Catherine is also the author of Fashioning Gothic Bodies (Manchester University Press 2004), the first book to explore the relationship between Gothic and clothing from the late eighteenth century to the present day. Contemporary Gothic (Reaktion Books 2006) reflects her continuing interest in Gothic and material culture, tracing the spread of Gothic across the fields of contemporary literature, film, television, fashion, art, advertising and popular culture. Contemporary Gothic was translated into Korean in 2008.
Catherine has co-edited three books. The Routledge Companion to Gothic, a collection of 26 essays by some of the major researchers in the field, co-edited with Emma McEvoy of the University of Westminster, was published in 2007. Monstrous Media/Spectral Subjects: Imaging the Gothic from the Nineteenth Century to the Present, was inspired by the Ninth Biennial Conference of the International Gothic Association, 'Monstrous Media/Spectral Subjects', July 21-24 2009, which she co-organised with Professor Fred Botting. Finally, Return to Twin Peaks: New Approaches to Materiality, Theory and Genre on Television, co-edited with Jeffrey A. Weinstock, was published by Palgrave to coincide with the 25th anniversary of the iconic television series in 2015.
Catherine has recently contributed to the volumes accompanying three major exhibitions: Gothic: The Dark Heart of Film at the British Film Institute; Terror and Wonder: The Gothic Imagination at the British Library and Alexander McQueen: Savage Beauty at the Victoria and Albert Museum.
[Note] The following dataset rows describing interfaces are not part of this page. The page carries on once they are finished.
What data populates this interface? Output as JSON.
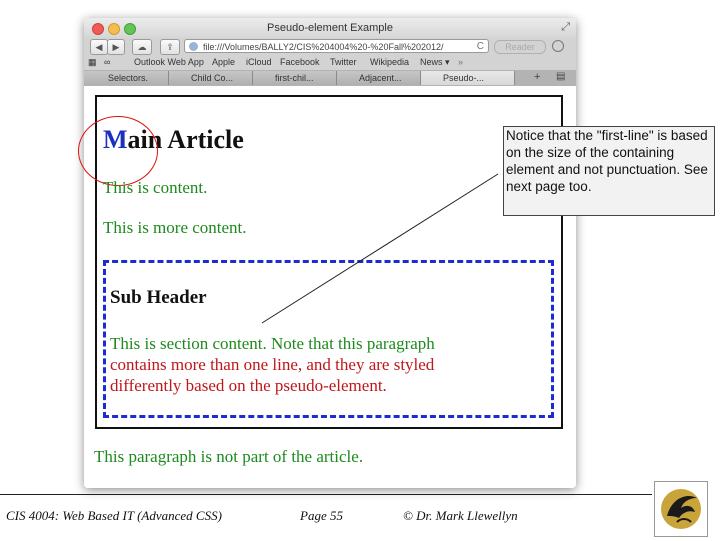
{
  "browser": {
    "title": "Pseudo-element Example",
    "url": "file:///Volumes/BALLY2/CIS%204004%20-%20Fall%202012/",
    "reader_label": "Reader",
    "bookmarks": [
      "Outlook Web App",
      "Apple",
      "iCloud",
      "Facebook",
      "Twitter",
      "Wikipedia",
      "News ▾"
    ],
    "tabs": [
      "Selectors.",
      "Child Co...",
      "first-chil...",
      "Adjacent...",
      "Pseudo-..."
    ],
    "active_tab_index": 4
  },
  "page": {
    "heading_first_letter": "M",
    "heading_rest": "ain Article",
    "para1": "This is content.",
    "para2": "This is more content.",
    "subheader": "Sub Header",
    "section_line1": "This is section content. Note that this paragraph",
    "section_line2": "contains more than one line, and they are styled",
    "section_line3": "differently based on the pseudo-element.",
    "outside_para": "This paragraph is not part of the article."
  },
  "callout": {
    "text": "Notice that the \"first-line\" is based on the size of the containing element and not punctuation.  See next page too."
  },
  "footer": {
    "course": "CIS 4004: Web Based IT (Advanced CSS)",
    "page": "Page 55",
    "author": "© Dr. Mark Llewellyn"
  },
  "colors": {
    "first_letter": "#1d2fbf",
    "first_line": "#1d8a1d",
    "other_lines": "#c0161a",
    "section_border": "#1c2bd4",
    "circle": "#d11"
  }
}
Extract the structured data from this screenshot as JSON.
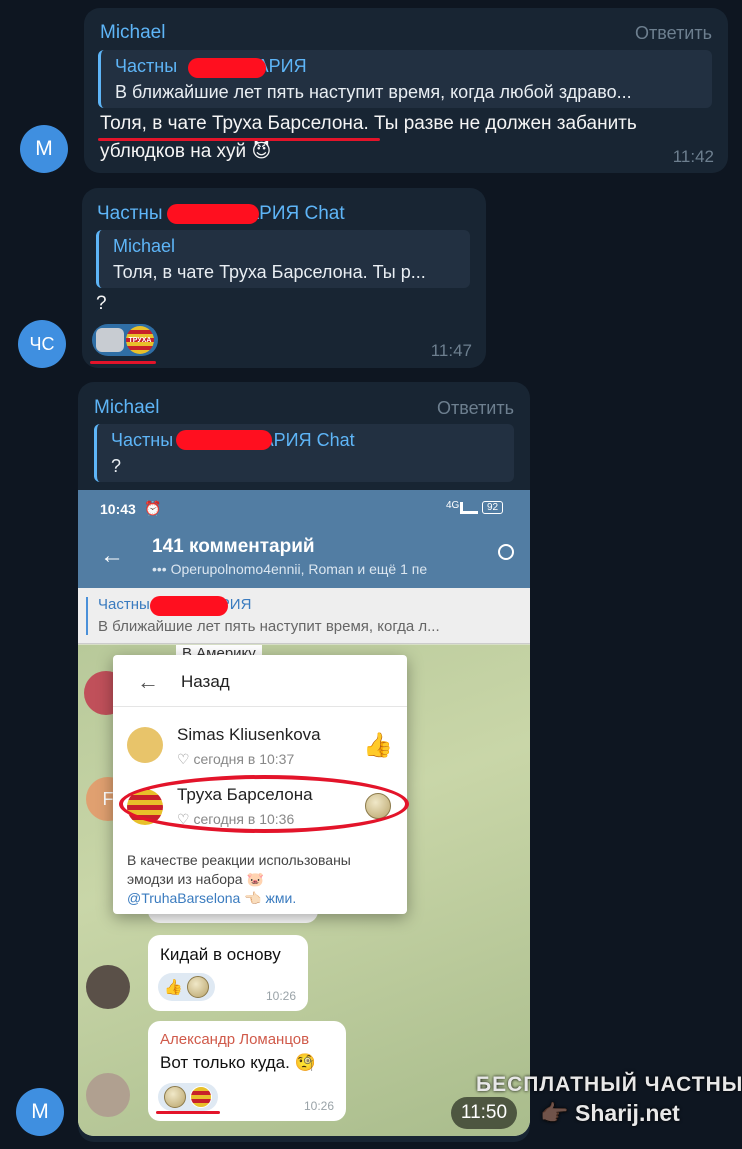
{
  "messages": [
    {
      "sender": "Michael",
      "reply_action": "Ответить",
      "avatar_initials": "M",
      "quote_name": "Частны       ШАРИЯ",
      "quote_text": "В ближайшие лет пять наступит время, когда любой здраво...",
      "text_line1": "Толя, в чате Труха Барселона. Ты разве не должен забанить",
      "text_line2": "ублюдков на хуй 😈",
      "time": "11:42"
    },
    {
      "sender": "Частны       ШАРИЯ Chat",
      "avatar_initials": "ЧС",
      "quote_name": "Michael",
      "quote_text": "Толя, в чате Труха Барселона. Ты р...",
      "text": "?",
      "reaction_label": "ТРУХА",
      "time": "11:47"
    },
    {
      "sender": "Michael",
      "reply_action": "Ответить",
      "avatar_initials": "M",
      "quote_name": "Частны        ШАРИЯ Chat",
      "quote_text": "?",
      "time": "11:50"
    }
  ],
  "screenshot": {
    "status_time": "10:43",
    "battery": "92",
    "network": "4G",
    "title": "141 комментарий",
    "subtitle": "••• Operupolnomo4ennii, Roman и ещё 1 пе",
    "pinned_name": "Частны        АРИЯ",
    "pinned_text": "В ближайшие лет пять наступит время, когда л...",
    "behind_text": "В Америку",
    "popup": {
      "back_label": "Назад",
      "rows": [
        {
          "name": "Simas Kliusenkova",
          "sub": "♡ сегодня в 10:37",
          "reaction": "👍"
        },
        {
          "name": "Труха Барселона",
          "sub": "♡ сегодня в 10:36",
          "reaction": "coin"
        }
      ],
      "footer_text": "В качестве реакции использованы эмодзи из набора",
      "footer_link": "@TruhaBarselona",
      "footer_suffix": "жми."
    },
    "chat": [
      {
        "time": "10:26"
      },
      {
        "text": "Кидай в основу",
        "time": "10:26",
        "reaction": "👍"
      },
      {
        "name": "Александр Ломанцов",
        "text": "Вот только куда. 🧐",
        "time": "10:26"
      }
    ],
    "avatar_letter": "F"
  },
  "watermark": {
    "line1": "БЕСПЛАТНЫЙ ЧАСТНЫЙ",
    "line2": "Sharij.net"
  }
}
Catherine is currently working on two research projects. White Dress: A Gothic Cultural History explores the significance of this iconic garment in Gothic literature, film and fashion media from the late eighteenth century to the present. Occulted Histories: A Cultural Afterlife of the Lancashire Witches investigates modern representations of the seventeenth century Lancashire witch trials, examining the relationship of place, local and regional identity and folklore to Gothic texts set in the north of England, and the formation of a 'Gothic North'.
Finally, Catherine is one of the co-founders of Beyond Twilight, a collaborative project with Chloe Buckley that seeks to challenge the stereotypes surrounding Gothic fiction for young adults. An event bringing together authors, readers and scholars was held on 27 September 2013, and the project continues as a website and blog.
Catherine is currently co-president of the International Gothic Association.
Catherine teaches widely across the fields of Victorian, twentieth- and twenty-first-century literature within the department. She currently convenes the third-year half-unit 'Victorian Gothic' and the MA module 'Contemporary Gothic: Text and Screen'.
Catherine completed her BA at the University of Oxford, and her MA and Ph.D at Goldsmiths College, the University of London. She has previously worked part-time at Goldsmiths College, and full-time at Falmouth University and the University of Reading, before coming to Lancaster in 2004.
Research output: Book/Report/Proceedings › Book